• GE U Boat electrical generation question

  • Discussion of General Electric locomotive technology. Current official information can be found here: www.getransportation.com.
Discussion of General Electric locomotive technology. Current official information can be found here: www.getransportation.com.

Moderators: AMTK84, MEC407

  by uhaul
 
Why did the U-boats trip ground relays at top speed? Was it just the U36Bs or any U-boat 4 axle or 6 axle in general that tripped ground relays at top speed?

Happy New Year
Last edited by uhaul on Sun Dec 30, 2007 2:27 pm, edited 1 time in total.

  by DutchRailnut
 
The Early GE's just did, untill GE stated using Alternators in their B23-7's at High speed the voltage just got to high at generator end and any dust or moisture made them trip.

  by John_Perkowski
 
Amtrak Forum Moderator Note:

I'm sending this to the GE Locomotive Forum for more opportunities for a detailed answer.

  by DutchRailnut
 
Just Explanation, the question came up when someone stated that the U-boats on original Auto train operation did 75 mph (according to trains magazine) where someone with timetable info said max speed was 70.

  by .Taurus.
 
what happens when "ground relays trip" ?
cause it to problems with the wayside signals?
Bye

  by DutchRailnut
 
no it just drops load on engine and if engineer leaves throttle in 7 or 8 notch the main engine shuts down.

  by LCJ
 
The ground relay does two things -- it reduces diesel engine speed to idle, and cuts off the generator field current (which unloads the generator, cutting off high voltage current to the traction motors). The ground relay does not shut down the engine no matter what position the throttle is in.

On occasion, though, there may be an overspeed shutdown of the engine caused by the sudden loss of generator load.

  by .Taurus.
 
Ah
the ground relay isn't located at the ground besides the tracks but is inside the u-boat and the word 'ground' is a electro technical term :-D

  by LCJ
 
The ground relay acts as an interrupter for the traction high voltage system, tripping whenever there is a fault (short circuit) in the main generator, or the traction motors, or the connections between the the generator and the traction motors. These faults are often caused by the build up of dirt or small pieces of wire broken off from the windings.

Without this device, a short circuit would very quickly turn into a fire!

  by GN 599
 
A fellow engineer thats been around a while told me a good way to screw an Alco up was to throw a U-Boat in the consist.

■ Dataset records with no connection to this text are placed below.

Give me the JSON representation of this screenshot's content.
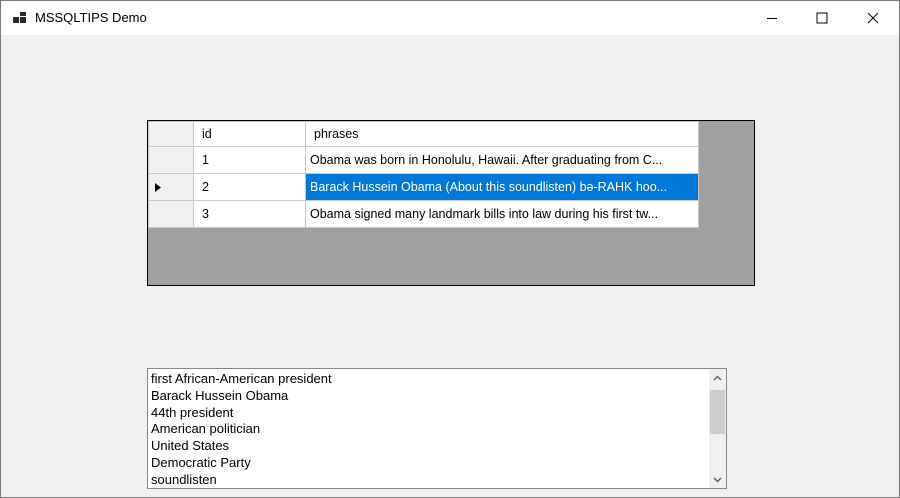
{
  "window": {
    "title": "MSSQLTIPS Demo",
    "icons": {
      "app": "app-grid-icon",
      "minimize": "minimize-icon",
      "maximize": "maximize-icon",
      "close": "close-icon"
    }
  },
  "grid": {
    "columns": [
      "id",
      "phrases"
    ],
    "rows": [
      {
        "id": "1",
        "phrase": "Obama was born in Honolulu, Hawaii. After graduating from C..."
      },
      {
        "id": "2",
        "phrase": "Barack Hussein Obama  (About this soundlisten) bə-RAHK hoo...",
        "selected": true
      },
      {
        "id": "3",
        "phrase": "Obama signed many landmark bills into law during his first tw..."
      }
    ],
    "current_row_indicator": "row-pointer-icon",
    "colors": {
      "selection": "#0078d7",
      "background": "#a0a0a0"
    }
  },
  "listbox": {
    "items": [
      "first African-American president",
      "Barack Hussein Obama",
      "44th president",
      "American politician",
      "United States",
      "Democratic Party",
      "soundlisten"
    ],
    "scroll_icons": {
      "up": "scroll-up-icon",
      "down": "scroll-down-icon"
    }
  }
}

For some reason or another the Alco's electrical system didnt mesh well with GE.

  by GOLDEN-ARM
 
GN 599 wrote:A fellow engineer thats been around a while told me a good way to screw an Alco up was to throw a U-Boat in the consist. For some reason or another the Alco's electrical system didnt mesh well with GE.
Seems the best way to screw up ANY consist......... :P

  by Luther Brefo
 
GN 599 wrote:A fellow engineer thats been around a while told me a good way to screw an Alco up was to throw a U-Boat in the consist. For some reason or another the Alco's electrical system didnt mesh well with GE.
Never heard such a thing...please explain...

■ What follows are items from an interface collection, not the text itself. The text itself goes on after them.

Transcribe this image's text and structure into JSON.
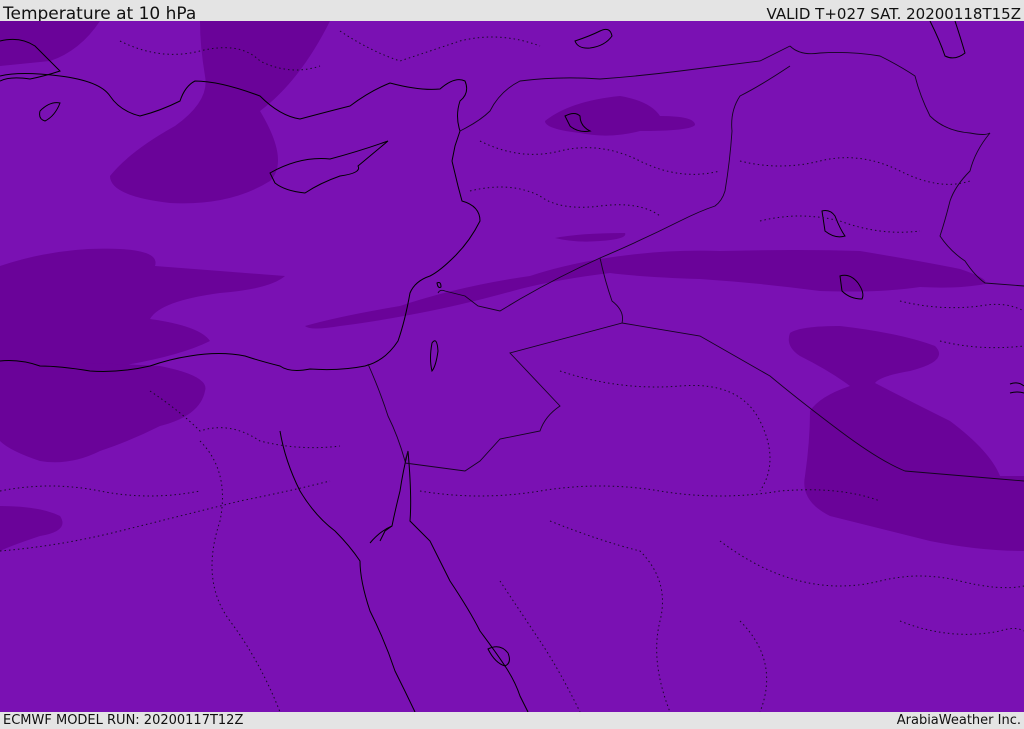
{
  "header": {
    "title": "Temperature at 10 hPa",
    "valid": "VALID T+027 SAT. 20200118T15Z"
  },
  "footer": {
    "model_run": "ECMWF MODEL RUN: 20200117T12Z",
    "credit": "ArabiaWeather Inc."
  },
  "map": {
    "fill_colors": {
      "base": "#7a11b3",
      "cold_band": "#6a0399",
      "coastline": "#000000",
      "border": "#1a0a2a"
    }
  }
}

  by DutchRailnut
 
yup that would be weird as ALCO uses a GE electrical system for about 90% of components.

  by Luther Brefo
 
DutchRailnut wrote:yup that would be weird as ALCO uses a GE electrical system for about 90% of components.
My thoughts exactly...

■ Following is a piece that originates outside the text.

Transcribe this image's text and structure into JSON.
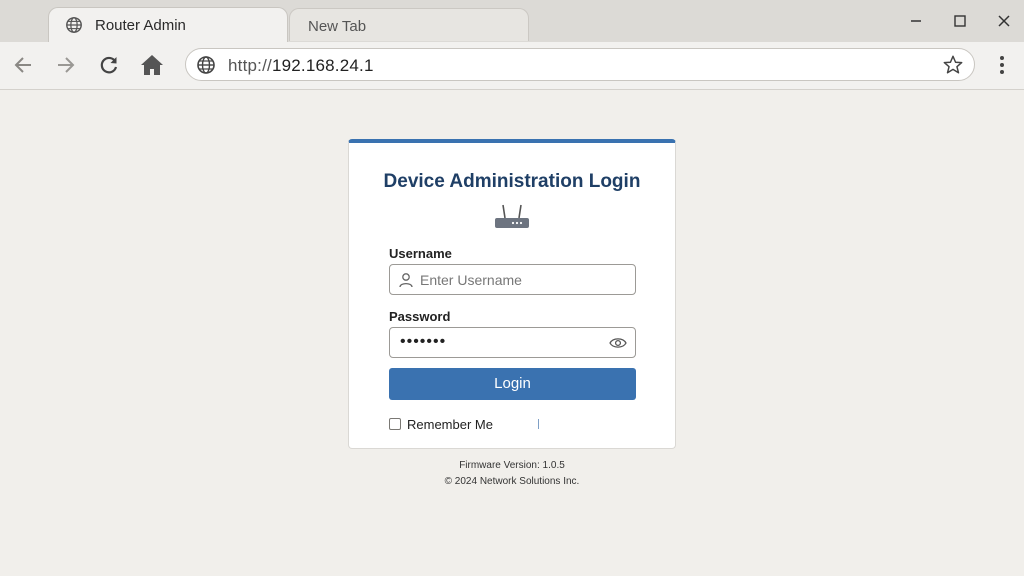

  by LCJ
 
My personal experience (oh so many years ago now) with early U-series GE units was that they played havoc with controlling the train when mixed in with other types.

Early U25s had a simple, load regulator type of throttle control, with no feedback loops for horsepower for any one throttle position. This means that as speed reduced under power, even with the throttle reduced to lower notches, load would continue to increase tremendously.

If you had one of these in the lead, you could see it on the ammeter. If it was back in a mixed consist, you had no idea what those units were doing back there as the train speed reduced down to a stop under power (yes, power braking -- we used to do that all the time).

If you weren't careful, you could yank the guts out of the end of a car.

Just another reason I never liked the early Erie, PA attempt at building diesel-electric locomotives.